SGA stresses constant fiscal responsibility

Photo by Kiyah Crittendon

As the 2014-15 Student Government Association (SGA) budget deadline approaches on October 25, approximately 21 percent of the funds this year have been spent already, primarily on the creation of the Undergraduate Conference Fund and an agreement with the Ferst Center to host events for Tech organizations.

“The target number [is] around 14 to 15 thousand dollars (spent from the budget) per meeting…and we’ve had several meetings when we’ve broken $30,000,” said Undergraduate Treasurer Alex Bandes. “I’m expecting fewer requests as the weeks go on…and the school year really starts to heat up.”

The Undergraduate Conference Fund consists of $20,000 left over from last year’s budget to provide 80 students $250 each to present their own research at conferences.

“[The conference fund’s purpose] is to put Georgia Tech’s name out there so people can see us competing, see us presenting,” Bandes said.

The agreement  between the Ferst Center and SGA that was reached earlier this semester provided $30,000 to cover rental costs and technical labor for organizations using the center.

“We’re basically making it easier for organizations to use the Ferst Center for different events and kind of eliminating the barriers that were there before,” said Trevor Lindsay, Vice President of the undergraduate and graduate Joint Finance Committee.

These purchases are made out of a $5.5 million fund which is made up from the $123 activity fee each Tech student pays at the beginning of the term.
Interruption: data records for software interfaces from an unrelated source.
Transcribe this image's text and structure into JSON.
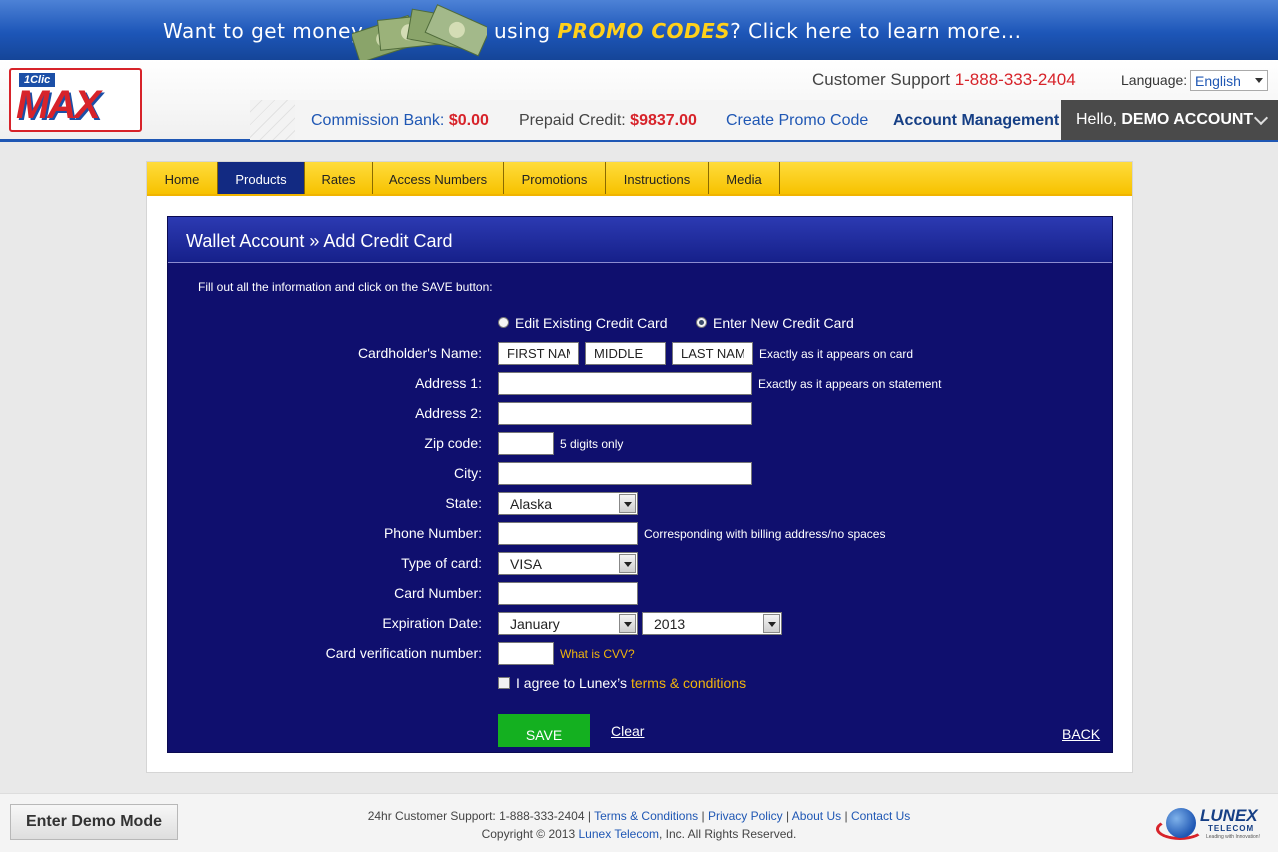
{
  "promo": {
    "text_before": "Want to get money",
    "text_mid": "using",
    "text_highlight": "PROMO CODES",
    "text_after": "? Click here to learn more..."
  },
  "logo": {
    "prefix": "1Clic",
    "name": "MAX"
  },
  "header": {
    "support_label": "Customer Support",
    "support_phone": "1-888-333-2404",
    "language_label": "Language:",
    "language_value": "English",
    "commission_label": "Commission Bank:",
    "commission_value": "$0.00",
    "prepaid_label": "Prepaid Credit:",
    "prepaid_value": "$9837.00",
    "create_promo": "Create Promo Code",
    "account_mgmt": "Account Management",
    "hello": "Hello,",
    "user_name": "DEMO ACCOUNT"
  },
  "menu": [
    {
      "label": "Home",
      "active": false
    },
    {
      "label": "Products",
      "active": true
    },
    {
      "label": "Rates",
      "active": false
    },
    {
      "label": "Access Numbers",
      "active": false
    },
    {
      "label": "Promotions",
      "active": false
    },
    {
      "label": "Instructions",
      "active": false
    },
    {
      "label": "Media",
      "active": false
    }
  ],
  "form": {
    "title": "Wallet Account » Add Credit Card",
    "instructions": "Fill out all the information and click on the SAVE button:",
    "radio_edit": "Edit Existing Credit Card",
    "radio_new": "Enter New Credit Card",
    "cardholder_label": "Cardholder's Name:",
    "first_name": "FIRST NAM",
    "middle_name": "MIDDLE",
    "last_name": "LAST NAMI",
    "cardholder_hint": "Exactly as it appears on card",
    "address1_label": "Address 1:",
    "address1_hint": "Exactly as it appears on statement",
    "address2_label": "Address 2:",
    "zip_label": "Zip code:",
    "zip_hint": "5 digits only",
    "city_label": "City:",
    "state_label": "State:",
    "state_value": "Alaska",
    "phone_label": "Phone Number:",
    "phone_hint": "Corresponding with billing address/no spaces",
    "card_type_label": "Type of card:",
    "card_type_value": "VISA",
    "card_number_label": "Card Number:",
    "expiration_label": "Expiration Date:",
    "exp_month": "January",
    "exp_year": "2013",
    "cvv_label": "Card verification number:",
    "cvv_hint": "What is CVV?",
    "agree_text": "I agree to Lunex’s",
    "terms_link": "terms & conditions",
    "save": "SAVE",
    "clear": "Clear",
    "back": "BACK"
  },
  "footer": {
    "demo_button": "Enter Demo Mode",
    "support": "24hr Customer Support: 1-888-333-2404 |",
    "terms": "Terms & Conditions",
    "privacy": "Privacy Policy",
    "about": "About Us",
    "contact": "Contact Us",
    "sep": "|",
    "copyright_pre": "Copyright © 2013",
    "company": "Lunex Telecom",
    "copyright_post": ", Inc. All Rights Reserved.",
    "brand": "LUNEX",
    "brand_sub": "TELECOM",
    "brand_tag": "Leading with Innovation!"
  },
  "colors": {
    "brand_blue": "#1f57b4",
    "brand_red": "#d7232a",
    "panel_navy": "#0f0f6e",
    "menu_gold": "#f7c200",
    "save_green": "#14b020"
  }
}
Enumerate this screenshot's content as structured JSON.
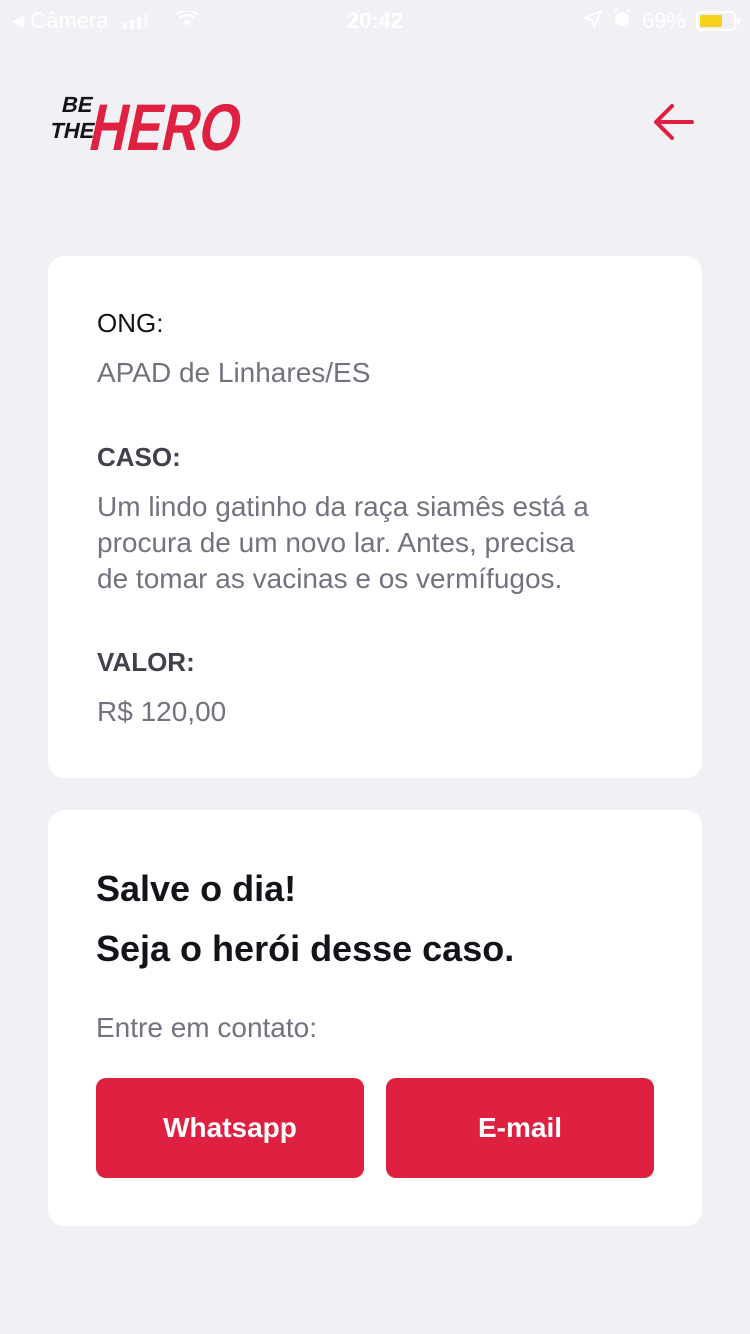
{
  "status_bar": {
    "back_app": "Câmera",
    "time": "20:42",
    "battery": "69%",
    "battery_level": 0.69
  },
  "header": {
    "logo_text": [
      "BE",
      "THE",
      "HERO"
    ],
    "back_icon": "arrow-left-icon",
    "accent_color": "#e02041"
  },
  "incident": {
    "ong_label": "ONG:",
    "ong_value": "APAD de Linhares/ES",
    "case_label": "CASO:",
    "case_lines": [
      "Um lindo gatinho da raça siamês está a",
      "procura de um novo lar. Antes, precisa",
      "de tomar as vacinas e os vermífugos."
    ],
    "value_label": "VALOR:",
    "value": "R$ 120,00"
  },
  "contact": {
    "title_line1": "Salve o dia!",
    "title_line2": "Seja o herói desse caso.",
    "description": "Entre em contato:",
    "whatsapp_label": "Whatsapp",
    "email_label": "E-mail"
  }
}
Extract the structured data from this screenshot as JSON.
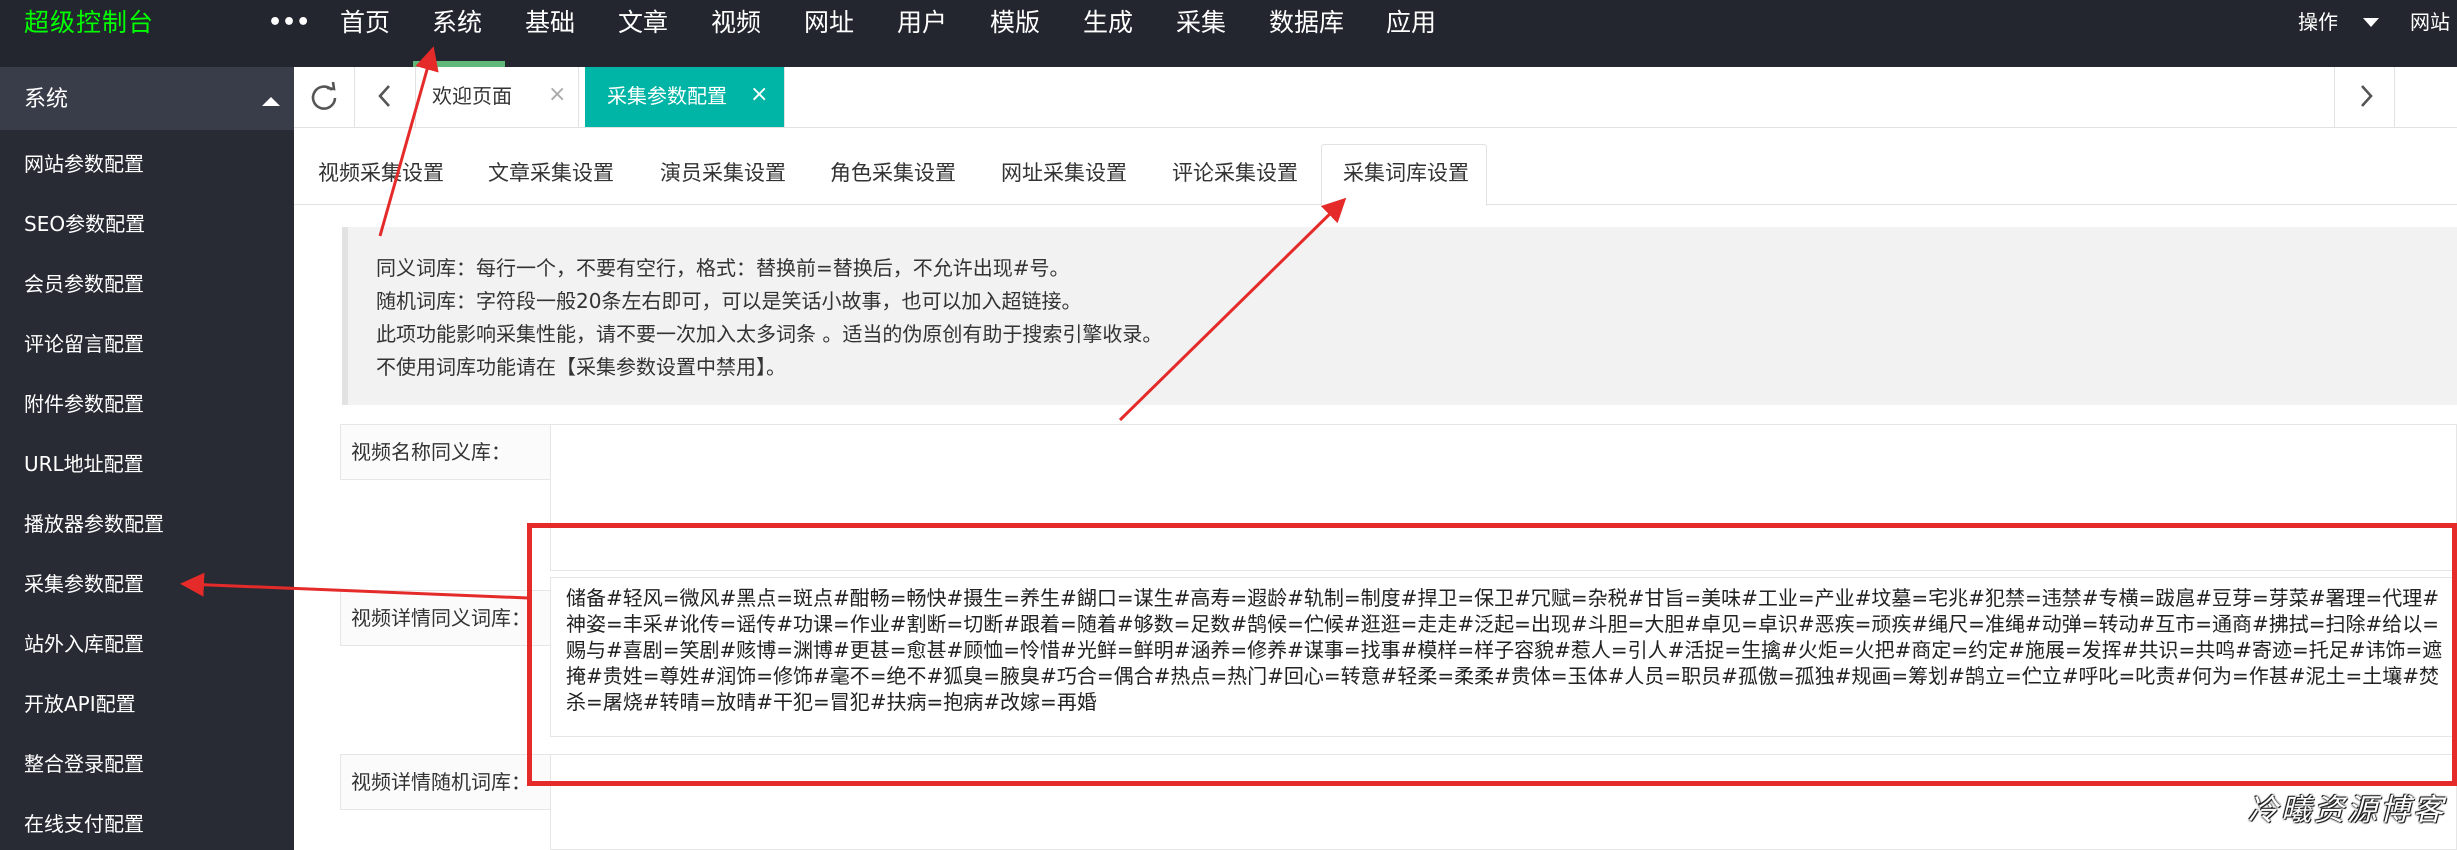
{
  "app": {
    "logo": "超级控制台",
    "more": "•••",
    "nav": [
      "首页",
      "系统",
      "基础",
      "文章",
      "视频",
      "网址",
      "用户",
      "模版",
      "生成",
      "采集",
      "数据库",
      "应用"
    ],
    "active_nav": "系统",
    "operate_label": "操作",
    "site_label": "网站"
  },
  "sidebar": {
    "header": "系统",
    "items": [
      "网站参数配置",
      "SEO参数配置",
      "会员参数配置",
      "评论留言配置",
      "附件参数配置",
      "URL地址配置",
      "播放器参数配置",
      "采集参数配置",
      "站外入库配置",
      "开放API配置",
      "整合登录配置",
      "在线支付配置"
    ]
  },
  "tabs": {
    "items": [
      {
        "label": "欢迎页面",
        "close": "×"
      },
      {
        "label": "采集参数配置",
        "close": "×"
      }
    ],
    "active_tab": "采集参数配置"
  },
  "subtabs": {
    "items": [
      "视频采集设置",
      "文章采集设置",
      "演员采集设置",
      "角色采集设置",
      "网址采集设置",
      "评论采集设置",
      "采集词库设置"
    ],
    "active": "采集词库设置"
  },
  "notice": {
    "lines": [
      "同义词库：每行一个，不要有空行，格式：替换前=替换后，不允许出现#号。",
      "随机词库：字符段一般20条左右即可，可以是笑话小故事，也可以加入超链接。",
      "此项功能影响采集性能，请不要一次加入太多词条 。适当的伪原创有助于搜索引擎收录。",
      "不使用词库功能请在【采集参数设置中禁用】。"
    ]
  },
  "form": {
    "name_synonym_label": "视频名称同义库：",
    "detail_synonym_label": "视频详情同义词库：",
    "detail_synonym_value": "储备#轻风=微风#黑点=斑点#酣畅=畅快#摄生=养生#餬口=谋生#高寿=遐龄#轨制=制度#捍卫=保卫#冗赋=杂税#甘旨=美味#工业=产业#坟墓=宅兆#犯禁=违禁#专横=跋扈#豆芽=芽菜#署理=代理#神姿=丰采#讹传=谣传#功课=作业#割断=切断#跟着=随着#够数=足数#鹄候=伫候#逛逛=走走#泛起=出现#斗胆=大胆#卓见=卓识#恶疾=顽疾#绳尺=准绳#动弹=转动#互市=通商#拂拭=扫除#给以=赐与#喜剧=笑剧#赅博=渊博#更甚=愈甚#顾恤=怜惜#光鲜=鲜明#涵养=修养#谋事=找事#模样=样子容貌#惹人=引人#活捉=生擒#火炬=火把#商定=约定#施展=发挥#共识=共鸣#寄迹=托足#讳饰=遮掩#贵姓=尊姓#润饰=修饰#毫不=绝不#狐臭=腋臭#巧合=偶合#热点=热门#回心=转意#轻柔=柔柔#贵体=玉体#人员=职员#孤傲=孤独#规画=筹划#鹄立=伫立#呼叱=叱责#何为=作甚#泥土=土壤#焚杀=屠烧#转晴=放晴#干犯=冒犯#扶病=抱病#改嫁=再婚",
    "detail_random_label": "视频详情随机词库："
  },
  "watermark": "冷曦资源博客",
  "colors": {
    "topbar": "#23262e",
    "sidebar": "#282b33",
    "logo": "#00ff00",
    "nav_underline": "#5fb878",
    "active_tab": "#00b5a5",
    "annotation_red": "#e52a2a"
  }
}
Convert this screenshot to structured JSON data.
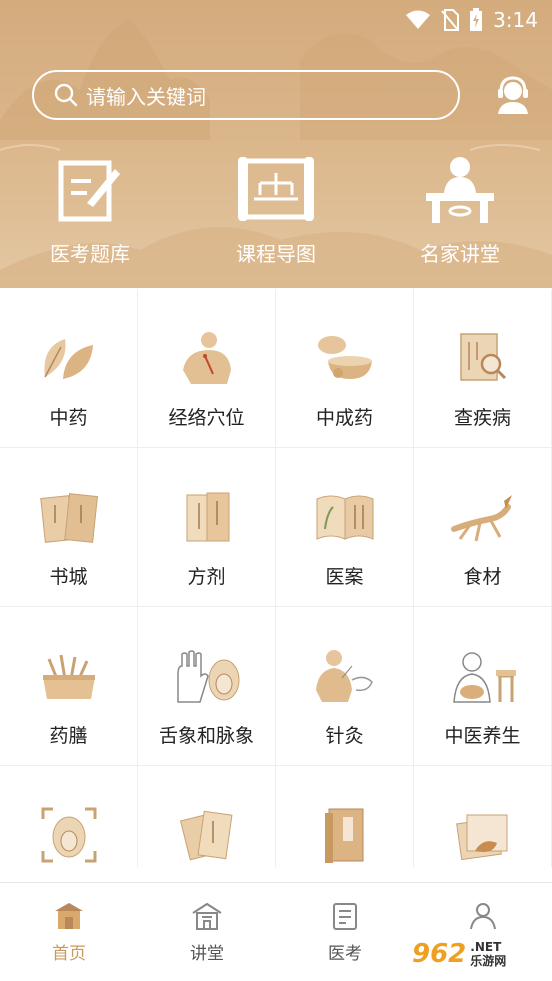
{
  "status_bar": {
    "time": "3:14"
  },
  "search": {
    "placeholder": "请输入关键词"
  },
  "quick_links": [
    {
      "label": "医考题库",
      "icon": "exam-bank-icon"
    },
    {
      "label": "课程导图",
      "icon": "course-map-icon"
    },
    {
      "label": "名家讲堂",
      "icon": "lecture-icon"
    }
  ],
  "grid": [
    {
      "label": "中药",
      "icon": "leaf-icon"
    },
    {
      "label": "经络穴位",
      "icon": "acupoint-icon"
    },
    {
      "label": "中成药",
      "icon": "mortar-icon"
    },
    {
      "label": "查疾病",
      "icon": "disease-search-icon"
    },
    {
      "label": "书城",
      "icon": "books-icon"
    },
    {
      "label": "方剂",
      "icon": "prescription-icon"
    },
    {
      "label": "医案",
      "icon": "case-book-icon"
    },
    {
      "label": "食材",
      "icon": "ginseng-icon"
    },
    {
      "label": "药膳",
      "icon": "medicinal-diet-icon"
    },
    {
      "label": "舌象和脉象",
      "icon": "tongue-pulse-icon"
    },
    {
      "label": "针灸",
      "icon": "acupuncture-icon"
    },
    {
      "label": "中医养生",
      "icon": "health-preservation-icon"
    },
    {
      "label": "",
      "icon": "tongue-scan-icon"
    },
    {
      "label": "",
      "icon": "scrolls-icon"
    },
    {
      "label": "",
      "icon": "classic-book-icon"
    },
    {
      "label": "",
      "icon": "herb-paper-icon"
    }
  ],
  "bottom_nav": [
    {
      "label": "首页",
      "icon": "home-icon",
      "active": true
    },
    {
      "label": "讲堂",
      "icon": "hall-icon",
      "active": false
    },
    {
      "label": "医考",
      "icon": "exam-icon",
      "active": false
    }
  ],
  "watermark": {
    "number": "962",
    "suffix": ".NET",
    "text": "乐游网"
  },
  "colors": {
    "header": "#d9b288",
    "accent": "#c99a5d",
    "icon_tan": "#e4c39a",
    "icon_dark": "#b8875a"
  }
}
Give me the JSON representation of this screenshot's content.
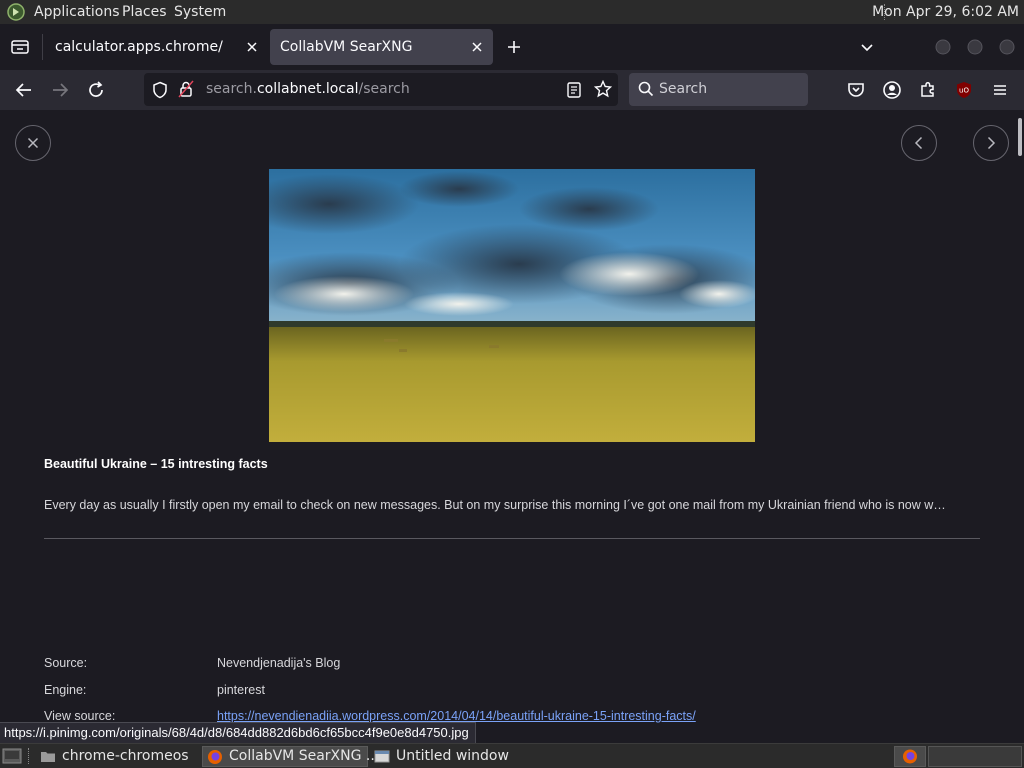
{
  "panel": {
    "menus": [
      "Applications",
      "Places",
      "System"
    ],
    "clock": "Mon Apr 29,  6:02 AM"
  },
  "tabs": [
    {
      "title": "calculator.apps.chrome/"
    },
    {
      "title": "CollabVM SearXNG"
    }
  ],
  "urlbar": {
    "prefix": "search.",
    "host": "collabnet.local",
    "path": "/search"
  },
  "searchbar": {
    "placeholder": "Search"
  },
  "result": {
    "title": "Beautiful Ukraine – 15 intresting facts",
    "description": "Every day as usually I firstly open my email to check on new messages. But on my surprise this morning I´ve got one mail from my Ukrainian friend who is now w…",
    "meta": [
      {
        "key": "Source:",
        "value": "Nevendjenadija's Blog"
      },
      {
        "key": "Engine:",
        "value": "pinterest"
      },
      {
        "key": "View source:",
        "value": "https://nevendienadiia.wordpress.com/2014/04/14/beautiful-ukraine-15-intresting-facts/"
      }
    ]
  },
  "status_url": "https://i.pinimg.com/originals/68/4d/d8/684dd882d6bd6cf65bcc4f9e0e8d4750.jpg",
  "taskbar": {
    "tasks": [
      {
        "label": "chrome-chromeos"
      },
      {
        "label": "CollabVM SearXNG ..."
      },
      {
        "label": "Untitled window"
      }
    ]
  }
}
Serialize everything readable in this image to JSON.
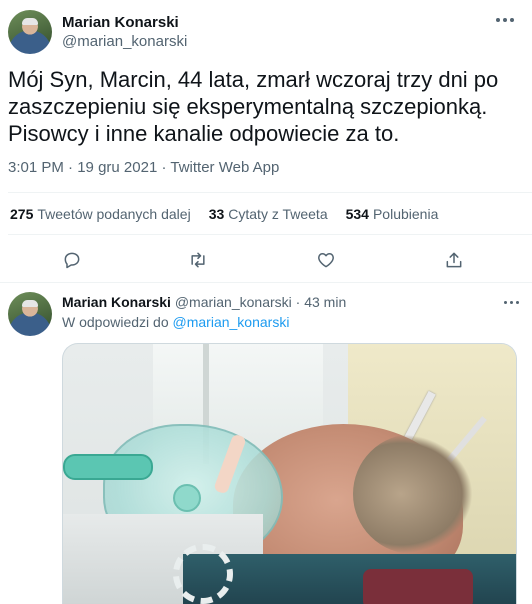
{
  "tweet": {
    "author_name": "Marian Konarski",
    "author_handle": "@marian_konarski",
    "text": "Mój Syn, Marcin, 44 lata, zmarł wczoraj trzy dni po zaszczepieniu się eksperymentalną szczepionką.\nPisowcy i inne kanalie odpowiecie za to.",
    "time": "3:01 PM",
    "date": "19 gru 2021",
    "source": "Twitter Web App",
    "separator": "·"
  },
  "stats": [
    {
      "count": "275",
      "label": "Tweetów podanych dalej"
    },
    {
      "count": "33",
      "label": "Cytaty z Tweeta"
    },
    {
      "count": "534",
      "label": "Polubienia"
    }
  ],
  "actions": [
    "reply-icon",
    "retweet-icon",
    "like-icon",
    "share-icon"
  ],
  "reply": {
    "author_name": "Marian Konarski",
    "author_handle": "@marian_konarski",
    "separator": "·",
    "time_ago": "43 min",
    "replying_prefix": "W odpowiedzi do",
    "replying_handle": "@marian_konarski"
  },
  "colors": {
    "text": "#0f1419",
    "muted": "#536471",
    "link": "#1d9bf0",
    "divider": "#eff3f4"
  }
}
While a total of $4.6 million is apportioned to organizations that submit budget requests due this month, student organizations can also submit bills to get funding for various events. The bills are voted on by the sixty members of the Undergraduate House of Representatives (UHR) and the Graduate Student Senate (GSS).

“[They] kind of threw off our projections so those are two abnormalities that we usually don’t fund at the beginning of the school year,” Lindsay said. “We allocated things for different initiatives that Nick Picon ran on for his platform.”

These items were bills passed that were proposed by the current Undergraduate Student Body President to fulfill his campaign promises.

“We also funded salary adjustments for some personnel in the CRC and some personnel in the Student Center,” Lindsay said.

There was a $23,000 total increase in this category for the CRC and $17,000 for the Student Center in budgets in this year’s budget.

Although this rate of spending is unusually high, neither Lindsay nor Bandes believe that the budget will run out of all available funds.

“As far as really big purchases, we’re not looking to fund anytime soon,” Lindsay said.

“I always tell the bodies to treat every dollar like it’s the last,” Lindsay said. “We want this money to affect as large a part of the student body as possible [so] we want people to try to fundraise first before they come to us [with spending bills].”

Last year, SGA spent $550,000 on the CRC’s renovation the Stamps Fields. However, because of the closure of the fields, more costs were accrued by SGA to help fund the renting off-campus fields for displaced sports clubs.

“Now we’ve decided as a body that we’ll be funding these field requests at 2/3 the original amount they requested,” Bandes said.

“So increasingly [SGA] is wanting to see an incredibly detailed plan for clubs and organizations for fundraising because they don’t want them to keep coming back,” Bandes said. “The whole goal of student government funding is to start things off and get things rolling and eventually have the organization become self-funding.”

Student organizations have until near the end of the month, Oct. 25, to submit budgets for next year. Later in the year, SGA will consider the requests. In an approximately three week process, SGA will review, alter and approve organizations’ budgets.